Under federal law, a "door-to-door sale" is a sale that takes place at a location that is not the seller's permanent place of business. Most "door-to-door sales" take place in the consumer's home. However, sales which take place in facilities rented by the seller on a temporary or short-term basis can also be classified as "door-to-door sales" and include the consumer's right to cancel the contract, or the “cooling-off rule.” Other examples include hotel/motel rooms, convention centers, restaurants, a party sale type transaction and similar situations, even if the consumer invites the salesperson to make a presentation in his or her home.

South Carolina law defines "door-to-door sales" (or home solicitation sales) as a consumer credit sale of goods or services sold in person by a salesperson at the consumer’s residence or home. The fact that a credit sale is made at a consumer’s home gives the consumer special rights, mainly the right to cancel the transaction without cost by midnight of the third business day after signing the agreement.

In order for the consumer to have the right to cancel the contract, the sale must be either a credit transaction in which the seller extends credit to the buyer, or else a sale, lease or rental of consumer goods or services with a purchase price of more than $25. Home solicitation sales, or door-to-door sales, do not include sales made pursuant to preexisting revolving charge accounts with the seller or transactions conducted entirely by mail or telephone.

To cancel a door-to-door sales contract, the consumer must mail or deliver a signed and dated written notice to the seller's address as it appears in the sales contract.
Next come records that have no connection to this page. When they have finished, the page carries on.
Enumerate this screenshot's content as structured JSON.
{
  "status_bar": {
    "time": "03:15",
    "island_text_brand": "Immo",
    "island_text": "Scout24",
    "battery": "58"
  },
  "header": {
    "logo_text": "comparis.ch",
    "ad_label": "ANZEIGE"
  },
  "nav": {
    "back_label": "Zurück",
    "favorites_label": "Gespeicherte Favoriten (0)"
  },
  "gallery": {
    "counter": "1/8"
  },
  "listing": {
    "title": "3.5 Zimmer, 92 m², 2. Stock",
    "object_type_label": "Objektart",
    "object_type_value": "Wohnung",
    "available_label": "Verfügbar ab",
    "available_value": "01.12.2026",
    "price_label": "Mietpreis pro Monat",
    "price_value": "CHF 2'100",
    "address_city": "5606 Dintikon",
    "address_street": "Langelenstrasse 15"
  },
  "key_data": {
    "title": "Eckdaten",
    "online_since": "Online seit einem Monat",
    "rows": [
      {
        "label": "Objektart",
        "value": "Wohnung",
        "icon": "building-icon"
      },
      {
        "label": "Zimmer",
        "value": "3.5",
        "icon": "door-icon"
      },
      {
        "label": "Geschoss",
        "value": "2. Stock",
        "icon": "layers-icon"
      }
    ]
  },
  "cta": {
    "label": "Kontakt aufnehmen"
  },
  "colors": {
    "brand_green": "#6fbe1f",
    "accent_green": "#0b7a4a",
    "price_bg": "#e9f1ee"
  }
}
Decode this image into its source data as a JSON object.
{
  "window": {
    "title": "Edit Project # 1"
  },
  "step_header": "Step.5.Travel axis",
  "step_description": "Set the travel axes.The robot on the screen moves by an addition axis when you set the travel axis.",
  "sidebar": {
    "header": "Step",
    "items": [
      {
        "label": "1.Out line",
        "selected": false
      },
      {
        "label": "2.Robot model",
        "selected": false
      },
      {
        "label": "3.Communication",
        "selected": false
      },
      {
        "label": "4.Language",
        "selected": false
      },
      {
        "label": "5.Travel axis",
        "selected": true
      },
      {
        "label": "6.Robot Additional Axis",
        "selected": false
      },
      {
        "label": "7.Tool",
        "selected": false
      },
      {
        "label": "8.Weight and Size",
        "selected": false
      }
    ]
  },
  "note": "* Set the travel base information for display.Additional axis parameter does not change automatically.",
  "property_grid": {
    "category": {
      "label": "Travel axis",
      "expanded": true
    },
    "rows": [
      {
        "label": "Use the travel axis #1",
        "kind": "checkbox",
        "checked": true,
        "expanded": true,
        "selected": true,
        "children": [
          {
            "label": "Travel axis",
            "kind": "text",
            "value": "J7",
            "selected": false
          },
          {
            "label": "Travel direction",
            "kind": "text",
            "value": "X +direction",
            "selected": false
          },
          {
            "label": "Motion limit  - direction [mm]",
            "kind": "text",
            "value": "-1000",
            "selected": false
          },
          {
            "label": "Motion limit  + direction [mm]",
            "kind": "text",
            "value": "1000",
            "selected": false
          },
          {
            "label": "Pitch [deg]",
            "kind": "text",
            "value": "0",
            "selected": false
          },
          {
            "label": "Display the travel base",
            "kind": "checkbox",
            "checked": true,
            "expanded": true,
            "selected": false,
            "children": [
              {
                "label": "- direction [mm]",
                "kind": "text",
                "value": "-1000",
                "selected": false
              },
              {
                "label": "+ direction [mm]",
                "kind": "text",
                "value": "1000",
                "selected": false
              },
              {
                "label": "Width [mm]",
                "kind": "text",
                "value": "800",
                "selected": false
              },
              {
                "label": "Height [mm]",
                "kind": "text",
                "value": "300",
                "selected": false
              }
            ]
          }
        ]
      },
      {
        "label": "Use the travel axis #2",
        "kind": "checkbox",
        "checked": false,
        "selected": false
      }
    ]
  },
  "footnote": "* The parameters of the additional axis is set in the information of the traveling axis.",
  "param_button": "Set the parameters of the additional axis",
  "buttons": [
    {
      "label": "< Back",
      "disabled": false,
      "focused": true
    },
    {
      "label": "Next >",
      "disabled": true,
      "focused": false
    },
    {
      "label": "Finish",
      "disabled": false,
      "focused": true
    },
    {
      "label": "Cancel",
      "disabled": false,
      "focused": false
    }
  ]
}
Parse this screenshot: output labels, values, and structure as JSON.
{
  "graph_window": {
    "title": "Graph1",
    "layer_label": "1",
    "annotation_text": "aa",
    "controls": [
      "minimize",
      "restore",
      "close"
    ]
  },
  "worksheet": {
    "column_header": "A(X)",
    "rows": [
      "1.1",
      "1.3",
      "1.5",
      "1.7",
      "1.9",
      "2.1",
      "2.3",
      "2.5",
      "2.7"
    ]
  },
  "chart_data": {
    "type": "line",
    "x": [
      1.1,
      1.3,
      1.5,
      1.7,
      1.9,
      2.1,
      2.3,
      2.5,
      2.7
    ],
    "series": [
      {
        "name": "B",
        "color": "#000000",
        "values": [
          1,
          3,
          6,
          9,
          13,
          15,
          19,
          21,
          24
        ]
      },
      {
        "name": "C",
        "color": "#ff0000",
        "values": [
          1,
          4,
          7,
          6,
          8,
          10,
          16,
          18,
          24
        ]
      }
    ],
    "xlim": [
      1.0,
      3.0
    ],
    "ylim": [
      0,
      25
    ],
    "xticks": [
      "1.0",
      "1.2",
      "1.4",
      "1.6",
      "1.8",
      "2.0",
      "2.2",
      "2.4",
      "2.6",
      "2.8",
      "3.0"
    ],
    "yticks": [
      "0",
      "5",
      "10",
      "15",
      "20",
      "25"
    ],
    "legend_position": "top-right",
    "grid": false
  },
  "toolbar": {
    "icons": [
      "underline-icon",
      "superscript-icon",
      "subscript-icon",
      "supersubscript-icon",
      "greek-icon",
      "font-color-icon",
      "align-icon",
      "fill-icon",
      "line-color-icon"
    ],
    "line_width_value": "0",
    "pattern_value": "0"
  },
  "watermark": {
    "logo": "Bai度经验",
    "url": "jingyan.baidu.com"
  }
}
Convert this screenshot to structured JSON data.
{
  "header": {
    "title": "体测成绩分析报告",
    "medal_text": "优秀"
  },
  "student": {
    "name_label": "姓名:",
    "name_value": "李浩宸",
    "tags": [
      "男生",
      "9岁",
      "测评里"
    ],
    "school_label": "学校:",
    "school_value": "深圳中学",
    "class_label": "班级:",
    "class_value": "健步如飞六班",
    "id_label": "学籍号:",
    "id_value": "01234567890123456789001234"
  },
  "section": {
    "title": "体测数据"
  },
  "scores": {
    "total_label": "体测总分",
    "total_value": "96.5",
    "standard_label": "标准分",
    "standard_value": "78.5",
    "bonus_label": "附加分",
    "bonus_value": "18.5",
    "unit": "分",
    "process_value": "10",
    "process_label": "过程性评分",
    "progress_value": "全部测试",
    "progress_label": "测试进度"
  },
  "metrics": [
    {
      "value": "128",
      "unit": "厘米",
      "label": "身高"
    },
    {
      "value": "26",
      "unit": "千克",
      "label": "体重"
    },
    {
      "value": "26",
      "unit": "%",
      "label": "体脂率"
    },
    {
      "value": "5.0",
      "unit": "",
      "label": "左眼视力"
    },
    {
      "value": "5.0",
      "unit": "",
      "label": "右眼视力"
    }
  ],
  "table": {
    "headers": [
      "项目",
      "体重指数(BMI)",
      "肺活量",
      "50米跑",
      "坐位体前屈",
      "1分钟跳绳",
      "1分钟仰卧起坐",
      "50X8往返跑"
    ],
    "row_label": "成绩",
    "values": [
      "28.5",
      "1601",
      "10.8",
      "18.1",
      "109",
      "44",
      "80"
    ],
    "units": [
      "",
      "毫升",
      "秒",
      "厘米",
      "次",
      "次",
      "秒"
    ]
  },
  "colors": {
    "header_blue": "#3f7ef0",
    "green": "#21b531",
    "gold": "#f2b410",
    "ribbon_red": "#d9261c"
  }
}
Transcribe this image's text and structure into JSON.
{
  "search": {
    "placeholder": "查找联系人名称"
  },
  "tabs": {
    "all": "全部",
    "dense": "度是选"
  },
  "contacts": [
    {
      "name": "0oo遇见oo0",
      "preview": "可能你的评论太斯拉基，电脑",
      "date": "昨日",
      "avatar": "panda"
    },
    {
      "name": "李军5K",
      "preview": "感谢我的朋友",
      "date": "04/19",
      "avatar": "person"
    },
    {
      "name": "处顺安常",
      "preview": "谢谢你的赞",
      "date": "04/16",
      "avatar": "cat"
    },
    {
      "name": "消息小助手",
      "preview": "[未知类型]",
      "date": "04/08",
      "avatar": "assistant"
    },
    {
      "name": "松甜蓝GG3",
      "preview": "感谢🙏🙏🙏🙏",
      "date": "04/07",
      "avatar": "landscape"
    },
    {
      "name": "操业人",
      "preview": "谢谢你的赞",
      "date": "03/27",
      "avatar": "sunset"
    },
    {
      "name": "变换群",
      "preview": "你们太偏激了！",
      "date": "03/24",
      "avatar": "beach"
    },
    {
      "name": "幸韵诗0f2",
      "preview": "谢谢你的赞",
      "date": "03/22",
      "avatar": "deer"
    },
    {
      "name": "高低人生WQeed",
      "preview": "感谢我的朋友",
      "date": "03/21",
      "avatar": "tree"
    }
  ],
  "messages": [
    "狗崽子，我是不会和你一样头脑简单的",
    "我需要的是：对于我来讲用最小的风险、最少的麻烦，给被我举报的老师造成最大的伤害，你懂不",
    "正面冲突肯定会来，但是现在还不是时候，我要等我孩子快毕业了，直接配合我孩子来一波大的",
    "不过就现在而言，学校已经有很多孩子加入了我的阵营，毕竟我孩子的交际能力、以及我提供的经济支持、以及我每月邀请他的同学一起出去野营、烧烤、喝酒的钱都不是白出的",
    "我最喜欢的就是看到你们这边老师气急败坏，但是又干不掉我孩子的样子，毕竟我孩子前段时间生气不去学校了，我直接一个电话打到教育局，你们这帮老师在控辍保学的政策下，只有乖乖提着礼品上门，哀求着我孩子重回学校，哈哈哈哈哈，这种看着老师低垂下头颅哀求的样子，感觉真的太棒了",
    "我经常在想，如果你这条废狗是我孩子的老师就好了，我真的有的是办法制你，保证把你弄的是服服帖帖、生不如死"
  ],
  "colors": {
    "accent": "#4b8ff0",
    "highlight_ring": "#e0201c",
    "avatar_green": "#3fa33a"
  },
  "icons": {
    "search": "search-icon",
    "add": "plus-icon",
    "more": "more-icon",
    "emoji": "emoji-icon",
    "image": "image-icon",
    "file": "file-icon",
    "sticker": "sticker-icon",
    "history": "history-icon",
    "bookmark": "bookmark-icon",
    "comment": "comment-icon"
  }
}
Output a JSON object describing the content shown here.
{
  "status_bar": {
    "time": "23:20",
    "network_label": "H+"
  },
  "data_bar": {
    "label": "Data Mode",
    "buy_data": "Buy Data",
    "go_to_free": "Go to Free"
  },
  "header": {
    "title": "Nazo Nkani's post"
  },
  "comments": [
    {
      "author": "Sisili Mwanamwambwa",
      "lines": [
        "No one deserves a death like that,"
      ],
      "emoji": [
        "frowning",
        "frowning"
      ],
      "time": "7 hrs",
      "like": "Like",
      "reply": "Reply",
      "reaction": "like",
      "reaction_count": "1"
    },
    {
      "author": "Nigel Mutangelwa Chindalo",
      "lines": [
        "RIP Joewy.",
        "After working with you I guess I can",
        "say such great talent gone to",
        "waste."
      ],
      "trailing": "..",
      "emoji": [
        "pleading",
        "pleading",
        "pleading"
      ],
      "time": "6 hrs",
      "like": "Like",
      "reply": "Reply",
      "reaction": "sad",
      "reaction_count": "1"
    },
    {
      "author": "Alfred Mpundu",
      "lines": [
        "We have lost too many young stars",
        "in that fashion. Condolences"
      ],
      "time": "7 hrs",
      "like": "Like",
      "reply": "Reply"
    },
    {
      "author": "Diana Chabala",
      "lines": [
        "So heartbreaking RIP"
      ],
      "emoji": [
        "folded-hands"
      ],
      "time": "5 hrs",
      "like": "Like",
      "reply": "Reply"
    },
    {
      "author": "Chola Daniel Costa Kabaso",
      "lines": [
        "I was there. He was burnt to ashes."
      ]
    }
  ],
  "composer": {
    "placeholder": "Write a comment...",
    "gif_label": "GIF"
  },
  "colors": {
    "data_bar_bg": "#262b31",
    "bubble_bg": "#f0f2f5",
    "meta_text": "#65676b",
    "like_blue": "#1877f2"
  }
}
The cancellation must be sent by the consumer no later than midnight of the third business day after the date the sales contract is signed, unless the contract allows more time. As long as the notice is sent before that deadline, the notice is effective in canceling the contract. There is no required form for this notice as long as the consumer expresses in writing his or her intention not to be bound by the home solicitation sale and the consumer does not have to give a reason for cancelling the contract.

The seller must give a copy of the contract to the consumer at the time the agreement is signed and it must include a written statement of the consumer’s right to cancel the agreement. If the seller doesn’t give this notice, the consumer can cancel by notifying the seller in any manner and by any means.

There is an exception to the right to cancel a door-to-door credit sale, or home solicitation contract. The consumer may not cancel a contract if he or she requests the seller to provide goods or services without delay in an emergency situation. An emergency situation is defined as one in which the goods or services are required to protect the health, safety, or welfare of persons or to prevent damage to the property of the consumer. The seller can require payment only if the consumer has provided a separate signed and dated statement to the seller describing the emergency and that the goods or services are required for emergency purpose. Without this statement, the seller cannot require payment if the consumer takes action to cancel the contract.

This information was prepared to give you some general information on the law. It is not intended as legal advice about any particular problem. If you have questions about the law you should consult a lawyer. If you do not know a lawyer, you can call the South Carolina Bar Lawyer Referral Service weekdays between 9 a.m. and 5 p.m. The number is 799-7100 in Richland or Lexington Counties, and 1-800-868-2284 from other parts of the state.